Brief:
What you return must match the records word for word.

Records supplied:

==================================================

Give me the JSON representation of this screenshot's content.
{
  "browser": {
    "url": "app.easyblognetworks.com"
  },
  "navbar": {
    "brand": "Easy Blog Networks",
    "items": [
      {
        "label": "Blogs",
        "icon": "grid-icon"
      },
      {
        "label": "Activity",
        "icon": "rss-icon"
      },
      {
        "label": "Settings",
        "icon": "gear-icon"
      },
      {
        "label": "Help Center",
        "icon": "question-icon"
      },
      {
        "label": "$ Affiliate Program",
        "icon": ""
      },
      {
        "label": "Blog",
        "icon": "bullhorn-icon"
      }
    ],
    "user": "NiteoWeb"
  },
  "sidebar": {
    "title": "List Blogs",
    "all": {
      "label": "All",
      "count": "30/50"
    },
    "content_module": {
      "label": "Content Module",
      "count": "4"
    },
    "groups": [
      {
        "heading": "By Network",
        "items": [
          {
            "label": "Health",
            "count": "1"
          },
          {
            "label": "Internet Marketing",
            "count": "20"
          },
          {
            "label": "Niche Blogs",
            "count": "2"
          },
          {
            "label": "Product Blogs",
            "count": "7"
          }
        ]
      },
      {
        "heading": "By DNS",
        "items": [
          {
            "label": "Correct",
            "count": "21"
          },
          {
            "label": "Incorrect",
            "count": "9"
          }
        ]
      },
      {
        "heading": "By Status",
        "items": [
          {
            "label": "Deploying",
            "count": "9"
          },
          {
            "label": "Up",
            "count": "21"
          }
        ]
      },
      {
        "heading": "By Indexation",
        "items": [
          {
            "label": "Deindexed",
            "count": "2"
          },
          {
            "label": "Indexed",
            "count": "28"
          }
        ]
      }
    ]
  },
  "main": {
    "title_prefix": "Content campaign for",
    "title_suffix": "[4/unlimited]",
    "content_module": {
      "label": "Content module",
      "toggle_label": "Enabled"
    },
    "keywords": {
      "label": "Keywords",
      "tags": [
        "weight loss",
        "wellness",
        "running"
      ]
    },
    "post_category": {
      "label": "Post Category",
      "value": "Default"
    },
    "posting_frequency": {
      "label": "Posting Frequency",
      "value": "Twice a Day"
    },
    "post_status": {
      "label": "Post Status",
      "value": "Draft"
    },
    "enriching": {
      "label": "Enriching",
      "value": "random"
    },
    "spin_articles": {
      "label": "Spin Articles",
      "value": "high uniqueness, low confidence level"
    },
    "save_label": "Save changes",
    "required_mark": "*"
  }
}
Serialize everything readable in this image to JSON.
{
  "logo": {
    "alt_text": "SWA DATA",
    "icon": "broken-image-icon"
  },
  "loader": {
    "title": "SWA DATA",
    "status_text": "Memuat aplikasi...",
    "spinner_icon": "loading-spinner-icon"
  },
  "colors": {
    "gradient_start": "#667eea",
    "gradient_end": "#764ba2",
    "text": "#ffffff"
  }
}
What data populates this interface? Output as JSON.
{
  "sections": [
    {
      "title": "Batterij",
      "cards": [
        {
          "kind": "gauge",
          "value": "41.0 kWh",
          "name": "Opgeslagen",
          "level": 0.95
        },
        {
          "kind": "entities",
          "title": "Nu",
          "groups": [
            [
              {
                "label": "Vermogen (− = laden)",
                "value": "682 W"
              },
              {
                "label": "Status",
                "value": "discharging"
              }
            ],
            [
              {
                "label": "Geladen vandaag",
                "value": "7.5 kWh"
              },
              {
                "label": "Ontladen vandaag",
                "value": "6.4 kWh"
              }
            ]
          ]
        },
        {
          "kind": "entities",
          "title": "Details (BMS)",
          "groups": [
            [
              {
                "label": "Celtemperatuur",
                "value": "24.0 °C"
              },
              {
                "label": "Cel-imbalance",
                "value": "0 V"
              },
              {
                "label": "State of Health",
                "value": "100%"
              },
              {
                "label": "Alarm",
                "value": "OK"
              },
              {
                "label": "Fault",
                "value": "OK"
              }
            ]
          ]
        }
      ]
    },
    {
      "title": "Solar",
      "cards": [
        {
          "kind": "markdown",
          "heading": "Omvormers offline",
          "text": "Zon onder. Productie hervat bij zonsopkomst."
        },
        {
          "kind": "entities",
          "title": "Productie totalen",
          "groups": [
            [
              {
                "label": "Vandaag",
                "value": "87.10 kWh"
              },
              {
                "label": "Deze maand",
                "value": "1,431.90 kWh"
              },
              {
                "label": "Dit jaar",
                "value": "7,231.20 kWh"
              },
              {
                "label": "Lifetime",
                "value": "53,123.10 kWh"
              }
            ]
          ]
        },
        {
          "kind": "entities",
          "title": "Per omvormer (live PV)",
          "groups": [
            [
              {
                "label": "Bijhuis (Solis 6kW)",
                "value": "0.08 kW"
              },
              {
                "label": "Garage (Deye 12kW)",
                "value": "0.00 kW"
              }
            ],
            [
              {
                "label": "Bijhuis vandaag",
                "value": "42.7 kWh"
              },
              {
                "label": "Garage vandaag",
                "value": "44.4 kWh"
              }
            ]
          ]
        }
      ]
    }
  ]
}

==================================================

Result for this exercise:
Give me the JSON representation of this screenshot's content.
{
  "browser": {
    "url": "app.easyblognetworks.com"
  },
  "navbar": {
    "brand": "Easy Blog Networks",
    "items": [
      {
        "label": "Blogs",
        "icon": "grid-icon"
      },
      {
        "label": "Activity",
        "icon": "rss-icon"
      },
      {
        "label": "Settings",
        "icon": "gear-icon"
      },
      {
        "label": "Help Center",
        "icon": "question-icon"
      },
      {
        "label": "$ Affiliate Program",
        "icon": ""
      },
      {
        "label": "Blog",
        "icon": "bullhorn-icon"
      }
    ],
    "user": "NiteoWeb"
  },
  "sidebar": {
    "title": "List Blogs",
    "all": {
      "label": "All",
      "count": "30/50"
    },
    "content_module": {
      "label": "Content Module",
      "count": "4"
    },
    "groups": [
      {
        "heading": "By Network",
        "items": [
          {
            "label": "Health",
            "count": "1"
          },
          {
            "label": "Internet Marketing",
            "count": "20"
          },
          {
            "label": "Niche Blogs",
            "count": "2"
          },
          {
            "label": "Product Blogs",
            "count": "7"
          }
        ]
      },
      {
        "heading": "By DNS",
        "items": [
          {
            "label": "Correct",
            "count": "21"
          },
          {
            "label": "Incorrect",
            "count": "9"
          }
        ]
      },
      {
        "heading": "By Status",
        "items": [
          {
            "label": "Deploying",
            "count": "9"
          },
          {
            "label": "Up",
            "count": "21"
          }
        ]
      },
      {
        "heading": "By Indexation",
        "items": [
          {
            "label": "Deindexed",
            "count": "2"
          },
          {
            "label": "Indexed",
            "count": "28"
          }
        ]
      }
    ]
  },
  "main": {
    "title_prefix": "Content campaign for",
    "title_suffix": "[4/unlimited]",
    "content_module": {
      "label": "Content module",
      "toggle_label": "Enabled"
    },
    "keywords": {
      "label": "Keywords",
      "tags": [
        "weight loss",
        "wellness",
        "running"
      ]
    },
    "post_category": {
      "label": "Post Category",
      "value": "Default"
    },
    "posting_frequency": {
      "label": "Posting Frequency",
      "value": "Twice a Day"
    },
    "post_status": {
      "label": "Post Status",
      "value": "Draft"
    },
    "enriching": {
      "label": "Enriching",
      "value": "random"
    },
    "spin_articles": {
      "label": "Spin Articles",
      "value": "high uniqueness, low confidence level"
    },
    "save_label": "Save changes",
    "required_mark": "*"
  }
}
Serialize everything readable in this image to JSON.
{
  "logo": {
    "alt_text": "SWA DATA",
    "icon": "broken-image-icon"
  },
  "loader": {
    "title": "SWA DATA",
    "status_text": "Memuat aplikasi...",
    "spinner_icon": "loading-spinner-icon"
  },
  "colors": {
    "gradient_start": "#667eea",
    "gradient_end": "#764ba2",
    "text": "#ffffff"
  }
}
What data populates this interface? Output as JSON.
{
  "sections": [
    {
      "title": "Batterij",
      "cards": [
        {
          "kind": "gauge",
          "value": "41.0 kWh",
          "name": "Opgeslagen",
          "level": 0.95
        },
        {
          "kind": "entities",
          "title": "Nu",
          "groups": [
            [
              {
                "label": "Vermogen (− = laden)",
                "value": "682 W"
              },
              {
                "label": "Status",
                "value": "discharging"
              }
            ],
            [
              {
                "label": "Geladen vandaag",
                "value": "7.5 kWh"
              },
              {
                "label": "Ontladen vandaag",
                "value": "6.4 kWh"
              }
            ]
          ]
        },
        {
          "kind": "entities",
          "title": "Details (BMS)",
          "groups": [
            [
              {
                "label": "Celtemperatuur",
                "value": "24.0 °C"
              },
              {
                "label": "Cel-imbalance",
                "value": "0 V"
              },
              {
                "label": "State of Health",
                "value": "100%"
              },
              {
                "label": "Alarm",
                "value": "OK"
              },
              {
                "label": "Fault",
                "value": "OK"
              }
            ]
          ]
        }
      ]
    },
    {
      "title": "Solar",
      "cards": [
        {
          "kind": "markdown",
          "heading": "Omvormers offline",
          "text": "Zon onder. Productie hervat bij zonsopkomst."
        },
        {
          "kind": "entities",
          "title": "Productie totalen",
          "groups": [
            [
              {
                "label": "Vandaag",
                "value": "87.10 kWh"
              },
              {
                "label": "Deze maand",
                "value": "1,431.90 kWh"
              },
              {
                "label": "Dit jaar",
                "value": "7,231.20 kWh"
              },
              {
                "label": "Lifetime",
                "value": "53,123.10 kWh"
              }
            ]
          ]
        },
        {
          "kind": "entities",
          "title": "Per omvormer (live PV)",
          "groups": [
            [
              {
                "label": "Bijhuis (Solis 6kW)",
                "value": "0.08 kW"
              },
              {
                "label": "Garage (Deye 12kW)",
                "value": "0.00 kW"
              }
            ],
            [
              {
                "label": "Bijhuis vandaag",
                "value": "42.7 kWh"
              },
              {
                "label": "Garage vandaag",
                "value": "44.4 kWh"
              }
            ]
          ]
        }
      ]
    }
  ]
}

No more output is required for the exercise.